My sister and I agreed that we wanted to start from scratch and build our new listener base from zero. We felt it was the right direction to take so that it could be something we call our own and be proud of. It also felt right to partner with my sister since our mission, vision and purpose aligned, and all of our ideas for our passion project integrated so well together. It's a huge plus that she has similar work ethic and leadership style and is always willing to speak up, be honest and talk together whenever we have disagreements or are faced with a tough issue. I had no idea that she had wanted to create a website geared toward the BIPoC community for awhile now.
For years, we have always wanted to figure out a way to give back to our Khmer community and show our Khmerican pride but didn't know how to do so. Social distancing and being at home have given us more time back in our days to focus on doing something we're passionate about. In just a month, the 2 Khmerican Sisters podcast has received over 1,000 plays world-wide and a following of 500+ supporters on Instagram! We have also partnered with several influencers, podcasters and people of color small businesses. This experience has truly caused me to pivot for the better, and it has been nice to celebrate these small wins with my sister and our new platform. We both look forward to what the next few months will bring.
If you are interested in starting your own podcast, I'd like to invite you to attend an upcoming class that I will be volunteering to teach next month to support the Executive Development Institute (EDI) for Multicultural Leaders. It'll only be $25 for a 90-minute session, but I will teach you everything you need to know - the ins and outs of podcast planning, production and execution! 100% of the proceeds will go directly toward supporting this amazing leadership development program for Asians and Hispanics. Click here to find out more!

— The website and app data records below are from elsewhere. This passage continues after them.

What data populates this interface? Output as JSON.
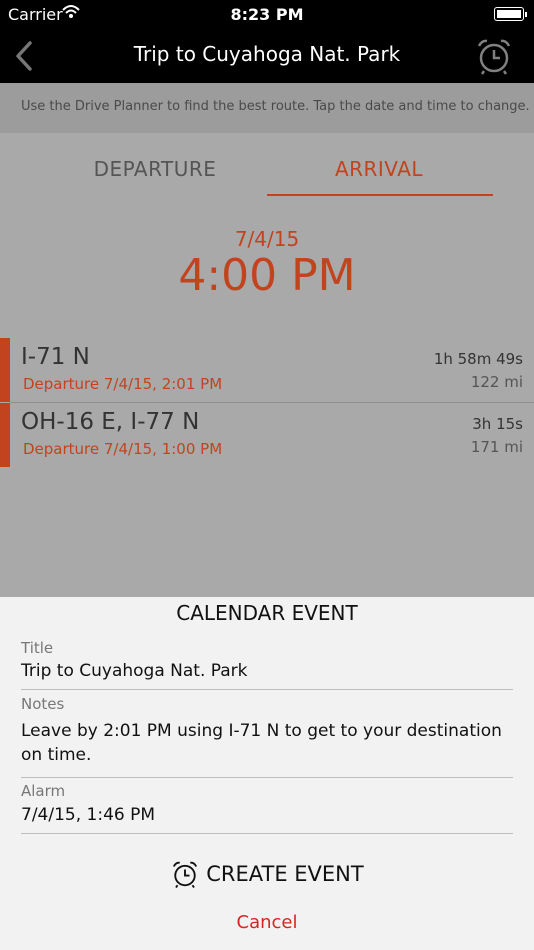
{
  "status": {
    "carrier": "Carrier",
    "time": "8:23 PM"
  },
  "nav": {
    "title": "Trip to Cuyahoga Nat. Park"
  },
  "info": {
    "text": "Use the Drive Planner to find the best route. Tap the date and time to change."
  },
  "tabs": {
    "departure": "DEPARTURE",
    "arrival": "ARRIVAL"
  },
  "arrival": {
    "date": "7/4/15",
    "time": "4:00 PM"
  },
  "routes": [
    {
      "name": "I-71 N",
      "departure": "Departure 7/4/15, 2:01 PM",
      "duration": "1h 58m 49s",
      "distance": "122 mi"
    },
    {
      "name": "OH-16 E, I-77 N",
      "departure": "Departure 7/4/15, 1:00 PM",
      "duration": "3h 15s",
      "distance": "171 mi"
    }
  ],
  "event": {
    "heading": "CALENDAR EVENT",
    "title_label": "Title",
    "title_value": "Trip to Cuyahoga Nat. Park",
    "notes_label": "Notes",
    "notes_value": "Leave by 2:01 PM using I-71 N to get to your destination on time.",
    "alarm_label": "Alarm",
    "alarm_value": "7/4/15, 1:46 PM",
    "create_label": "CREATE EVENT",
    "cancel_label": "Cancel"
  },
  "colors": {
    "accent": "#c1441f",
    "cancel": "#d9251d"
  }
}
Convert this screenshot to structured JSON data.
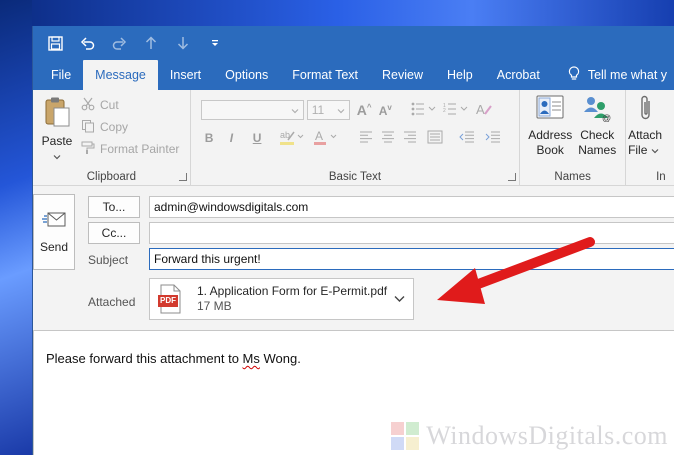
{
  "titlebar": {
    "icons": [
      "save-icon",
      "undo-icon",
      "redo-icon",
      "arrow-up-icon",
      "arrow-down-icon",
      "customize-qat-icon"
    ]
  },
  "tabs": [
    {
      "label": "File",
      "active": false
    },
    {
      "label": "Message",
      "active": true
    },
    {
      "label": "Insert",
      "active": false
    },
    {
      "label": "Options",
      "active": false
    },
    {
      "label": "Format Text",
      "active": false
    },
    {
      "label": "Review",
      "active": false
    },
    {
      "label": "Help",
      "active": false
    },
    {
      "label": "Acrobat",
      "active": false
    }
  ],
  "tell_me": "Tell me what y",
  "ribbon": {
    "clipboard": {
      "paste": "Paste",
      "cut": "Cut",
      "copy": "Copy",
      "format_painter": "Format Painter",
      "label": "Clipboard"
    },
    "basic_text": {
      "font_size": "11",
      "bold": "B",
      "italic": "I",
      "underline": "U",
      "label": "Basic Text"
    },
    "names": {
      "address_book_1": "Address",
      "address_book_2": "Book",
      "check_names_1": "Check",
      "check_names_2": "Names",
      "label": "Names"
    },
    "include": {
      "attach_file_1": "Attach",
      "attach_file_2": "File",
      "label": "In"
    }
  },
  "compose": {
    "send": "Send",
    "to_button": "To...",
    "cc_button": "Cc...",
    "to_value": "admin@windowsdigitals.com",
    "cc_value": "",
    "subject_label": "Subject",
    "subject_value": "Forward this urgent!",
    "attached_label": "Attached",
    "attachment": {
      "name": "1. Application Form for E-Permit.pdf",
      "size": "17 MB",
      "badge": "PDF"
    },
    "body_before": "Please forward this attachment to ",
    "body_misspelled": "Ms",
    "body_after": " Wong."
  },
  "watermark": "WindowsDigitals.com",
  "colors": {
    "accent": "#2b6bbd",
    "pdf_red": "#d23a2e",
    "arrow_red": "#e01b1b"
  }
}
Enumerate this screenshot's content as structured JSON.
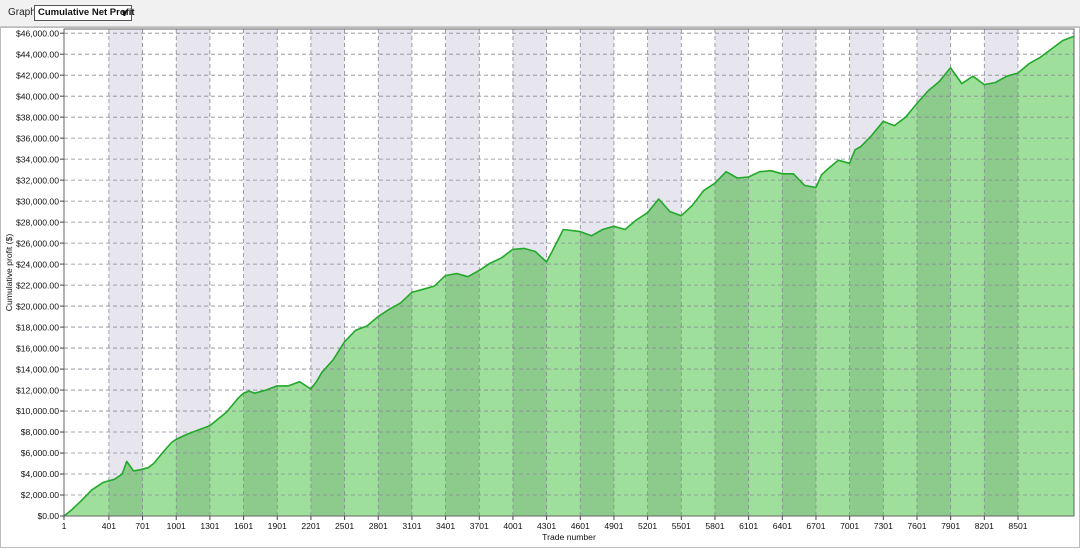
{
  "toolbar": {
    "graph_label": "Graph",
    "graph_select": "Cumulative Net Profit"
  },
  "chart_data": {
    "type": "area",
    "title": "",
    "xlabel": "Trade number",
    "ylabel": "Cumulative profit ($)",
    "xlim": [
      1,
      9000
    ],
    "ylim": [
      0,
      46400
    ],
    "x_ticks": [
      1,
      401,
      701,
      1001,
      1301,
      1601,
      1901,
      2201,
      2501,
      2801,
      3101,
      3401,
      3701,
      4001,
      4301,
      4601,
      4901,
      5201,
      5501,
      5801,
      6101,
      6401,
      6701,
      7001,
      7301,
      7601,
      7901,
      8201,
      8501
    ],
    "y_ticks": [
      "$0.00",
      "$2,000.00",
      "$4,000.00",
      "$6,000.00",
      "$8,000.00",
      "$10,000.00",
      "$12,000.00",
      "$14,000.00",
      "$16,000.00",
      "$18,000.00",
      "$20,000.00",
      "$22,000.00",
      "$24,000.00",
      "$26,000.00",
      "$28,000.00",
      "$30,000.00",
      "$32,000.00",
      "$34,000.00",
      "$36,000.00",
      "$38,000.00",
      "$40,000.00",
      "$42,000.00",
      "$44,000.00",
      "$46,000.00"
    ],
    "y_values": [
      0,
      2000,
      4000,
      6000,
      8000,
      10000,
      12000,
      14000,
      16000,
      18000,
      20000,
      22000,
      24000,
      26000,
      28000,
      30000,
      32000,
      34000,
      36000,
      38000,
      40000,
      42000,
      44000,
      46000
    ],
    "grid": true,
    "colors": {
      "line": "#22a82a",
      "fill_light": "#9ee09b",
      "fill_dark": "#8ccb8c",
      "band": "#e7e6ee"
    },
    "series": [
      {
        "x": [
          1,
          60,
          150,
          250,
          350,
          450,
          520,
          560,
          620,
          680,
          750,
          800,
          900,
          960,
          1000,
          1100,
          1200,
          1300,
          1380,
          1450,
          1550,
          1600,
          1650,
          1700,
          1800,
          1900,
          2000,
          2100,
          2200,
          2250,
          2300,
          2400,
          2500,
          2600,
          2700,
          2800,
          2900,
          3000,
          3100,
          3200,
          3300,
          3400,
          3500,
          3600,
          3700,
          3800,
          3900,
          4000,
          4100,
          4200,
          4300,
          4350,
          4450,
          4600,
          4700,
          4800,
          4900,
          5000,
          5100,
          5200,
          5300,
          5400,
          5500,
          5600,
          5700,
          5800,
          5900,
          6000,
          6100,
          6200,
          6300,
          6400,
          6500,
          6600,
          6700,
          6750,
          6800,
          6900,
          7000,
          7050,
          7100,
          7200,
          7300,
          7400,
          7500,
          7600,
          7700,
          7800,
          7900,
          8000,
          8100,
          8200,
          8300,
          8400,
          8500,
          8600,
          8700,
          8800,
          8900,
          9000
        ],
        "y": [
          0,
          500,
          1400,
          2500,
          3200,
          3500,
          4000,
          5200,
          4300,
          4400,
          4600,
          5000,
          6300,
          7000,
          7300,
          7800,
          8200,
          8600,
          9300,
          9900,
          11200,
          11700,
          11900,
          11700,
          12000,
          12400,
          12400,
          12800,
          12100,
          12800,
          13700,
          14900,
          16600,
          17700,
          18100,
          19000,
          19700,
          20300,
          21300,
          21600,
          21900,
          22900,
          23100,
          22800,
          23400,
          24100,
          24600,
          25400,
          25500,
          25200,
          24200,
          25200,
          27300,
          27100,
          26700,
          27300,
          27600,
          27300,
          28200,
          28900,
          30200,
          29000,
          28600,
          29600,
          31000,
          31700,
          32800,
          32200,
          32300,
          32800,
          32900,
          32600,
          32600,
          31500,
          31300,
          32500,
          33000,
          33900,
          33600,
          34900,
          35200,
          36300,
          37600,
          37200,
          38000,
          39300,
          40500,
          41400,
          42700,
          41200,
          41900,
          41100,
          41300,
          41900,
          42200,
          43100,
          43700,
          44500,
          45300,
          45700
        ]
      }
    ]
  }
}
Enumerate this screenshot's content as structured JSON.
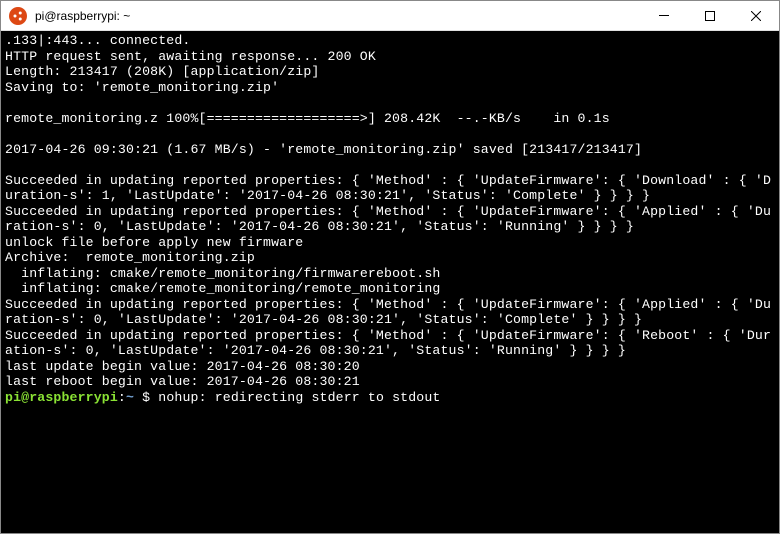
{
  "titlebar": {
    "title": "pi@raspberrypi: ~"
  },
  "terminal": {
    "lines": [
      ".133|:443... connected.",
      "HTTP request sent, awaiting response... 200 OK",
      "Length: 213417 (208K) [application/zip]",
      "Saving to: 'remote_monitoring.zip'",
      "",
      "remote_monitoring.z 100%[===================>] 208.42K  --.-KB/s    in 0.1s",
      "",
      "2017-04-26 09:30:21 (1.67 MB/s) - 'remote_monitoring.zip' saved [213417/213417]",
      "",
      "Succeeded in updating reported properties: { 'Method' : { 'UpdateFirmware': { 'Download' : { 'Duration-s': 1, 'LastUpdate': '2017-04-26 08:30:21', 'Status': 'Complete' } } } }",
      "Succeeded in updating reported properties: { 'Method' : { 'UpdateFirmware': { 'Applied' : { 'Duration-s': 0, 'LastUpdate': '2017-04-26 08:30:21', 'Status': 'Running' } } } }",
      "unlock file before apply new firmware",
      "Archive:  remote_monitoring.zip",
      "  inflating: cmake/remote_monitoring/firmwarereboot.sh",
      "  inflating: cmake/remote_monitoring/remote_monitoring",
      "Succeeded in updating reported properties: { 'Method' : { 'UpdateFirmware': { 'Applied' : { 'Duration-s': 0, 'LastUpdate': '2017-04-26 08:30:21', 'Status': 'Complete' } } } }",
      "Succeeded in updating reported properties: { 'Method' : { 'UpdateFirmware': { 'Reboot' : { 'Duration-s': 0, 'LastUpdate': '2017-04-26 08:30:21', 'Status': 'Running' } } } }",
      "last update begin value: 2017-04-26 08:30:20",
      "last reboot begin value: 2017-04-26 08:30:21"
    ],
    "prompt": {
      "user": "pi@raspberrypi",
      "path": "~",
      "sep": ":",
      "sym": " $ ",
      "after": "nohup: redirecting stderr to stdout"
    }
  }
}
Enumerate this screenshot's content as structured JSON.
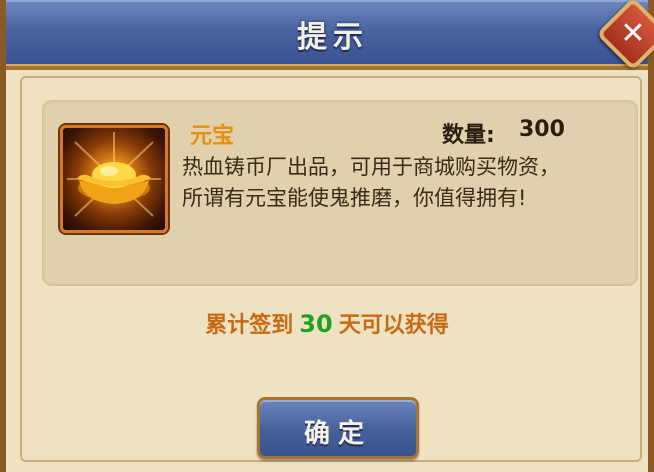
{
  "dialog": {
    "title": "提示",
    "close_icon": "close-icon",
    "close_symbol": "✕"
  },
  "item": {
    "icon": "gold-ingot-icon",
    "name": "元宝",
    "quantity_label": "数量:",
    "quantity_value": "300",
    "description_line1": "热血铸币厂出品，可用于商城购买物资，",
    "description_line2": "所谓有元宝能使鬼推磨，你值得拥有!"
  },
  "reward": {
    "prefix": "累计签到",
    "days": "30",
    "suffix": "天可以获得"
  },
  "actions": {
    "confirm_label": "确定"
  },
  "colors": {
    "header": "#4a64a0",
    "panel": "#efe2c3",
    "item_name": "#e8900e",
    "reward_text": "#c86a12",
    "reward_days": "#22a020"
  }
}
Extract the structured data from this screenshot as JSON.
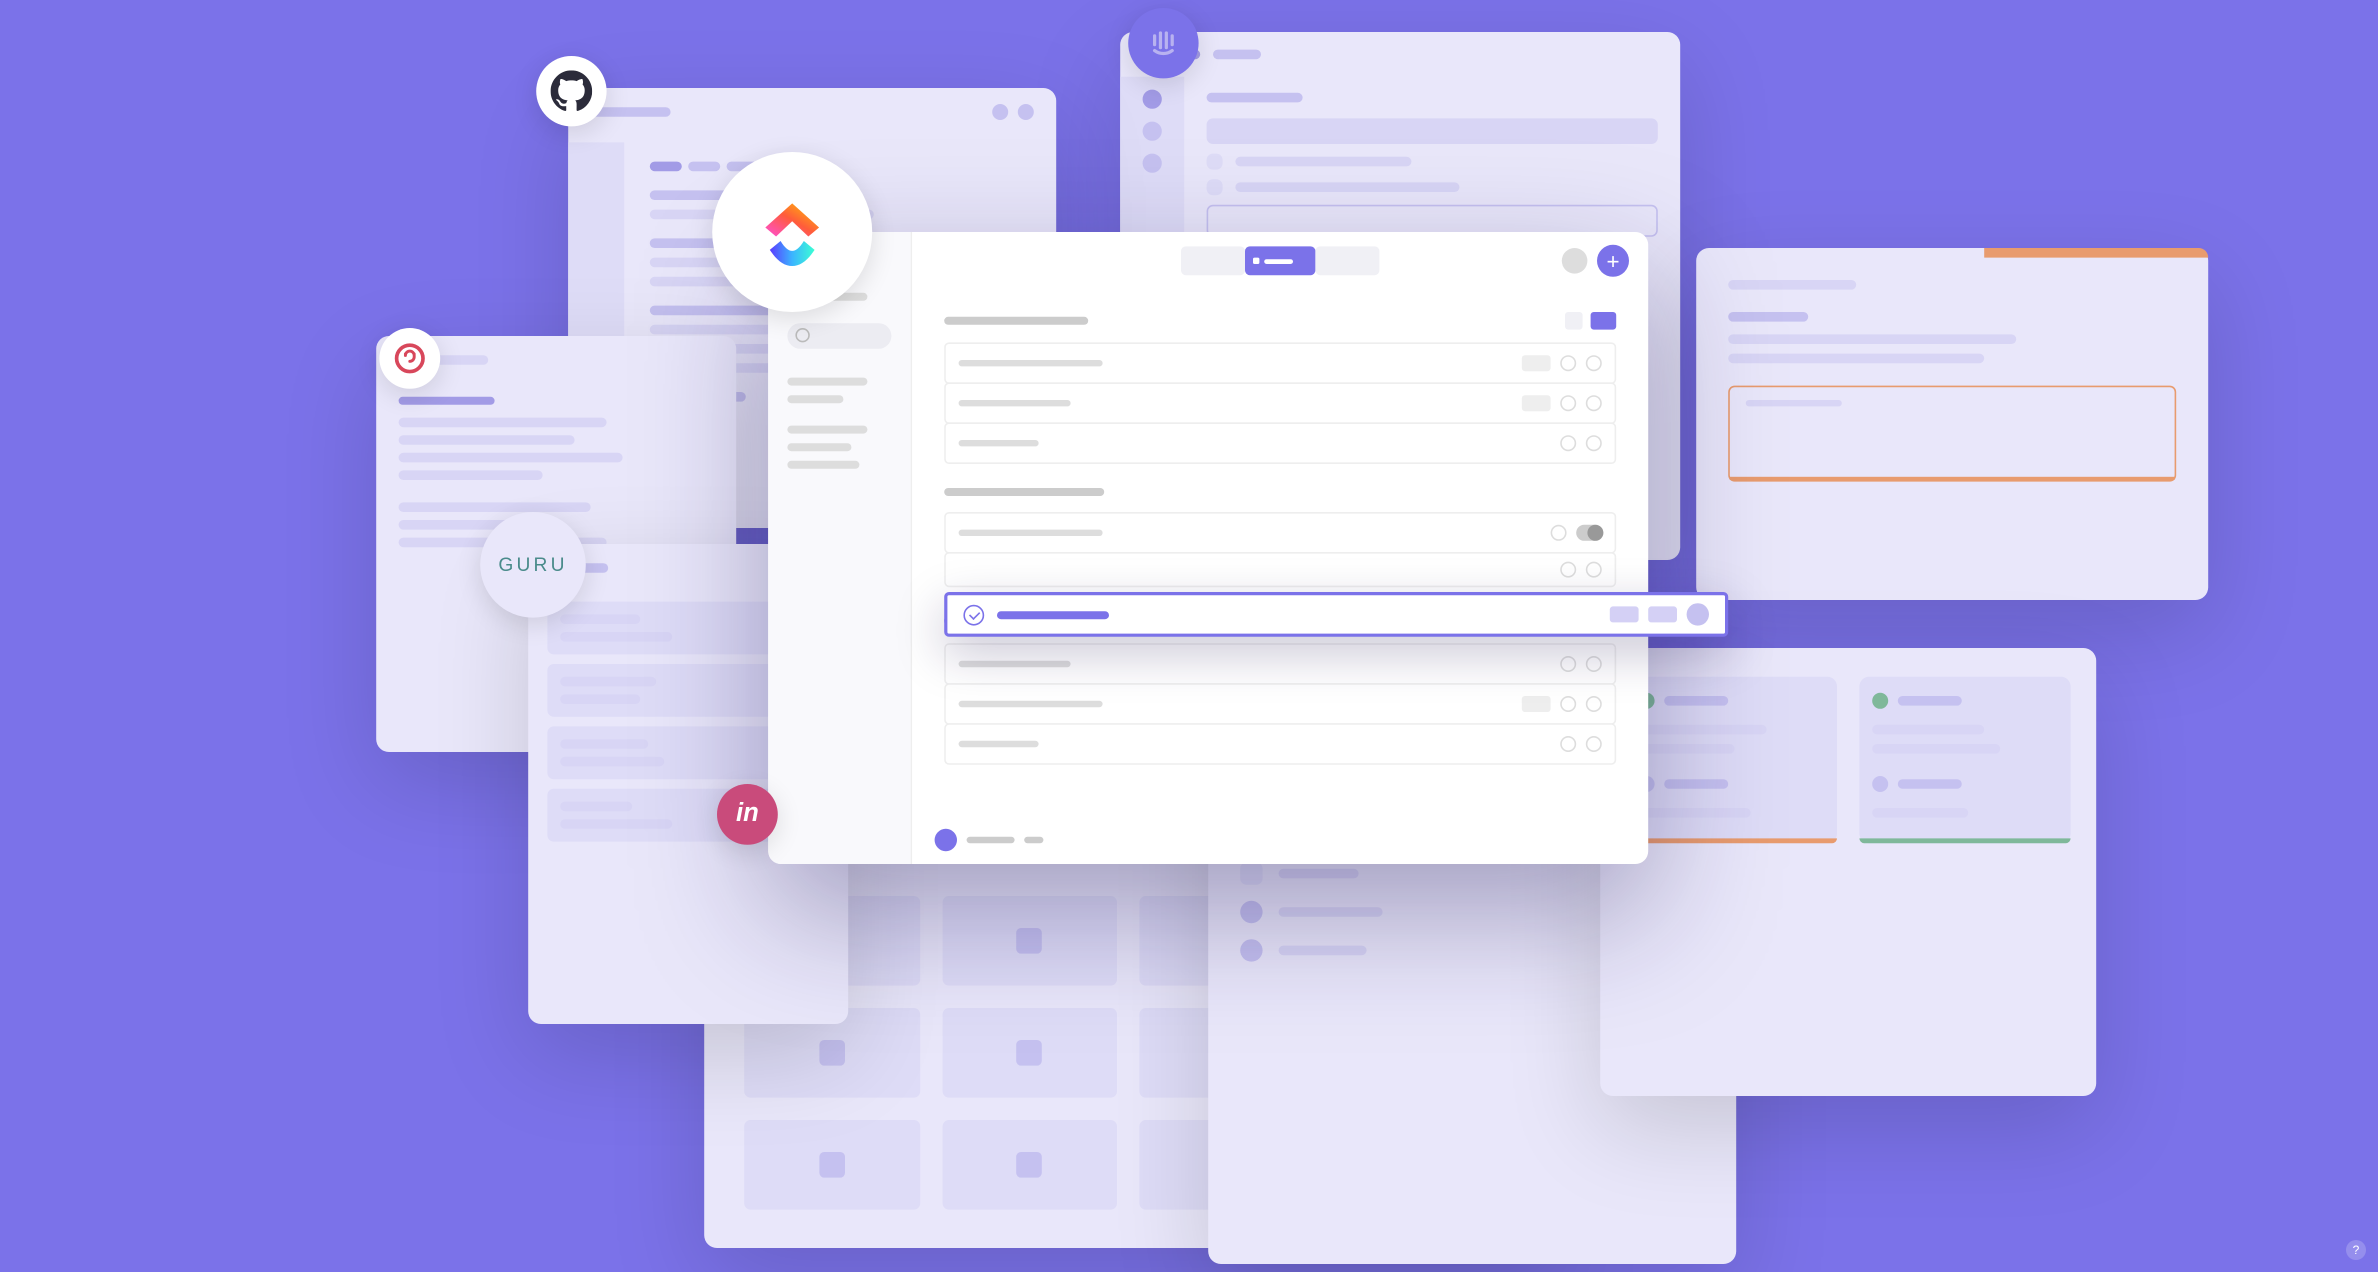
{
  "scene": {
    "background_color": "#7B72E9",
    "help_icon": "?"
  },
  "badges": {
    "github": "github-icon",
    "intercom": "intercom-icon",
    "meta": "meta-icon",
    "guru_label": "GURU",
    "invision": "in",
    "clickup": "clickup-icon"
  },
  "main_app": {
    "plus": "+",
    "tabs": [
      "view-1",
      "view-2",
      "view-3"
    ]
  }
}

Thanks so much for reading this entire blog post. Let me know in the comments below on what you thought of this article!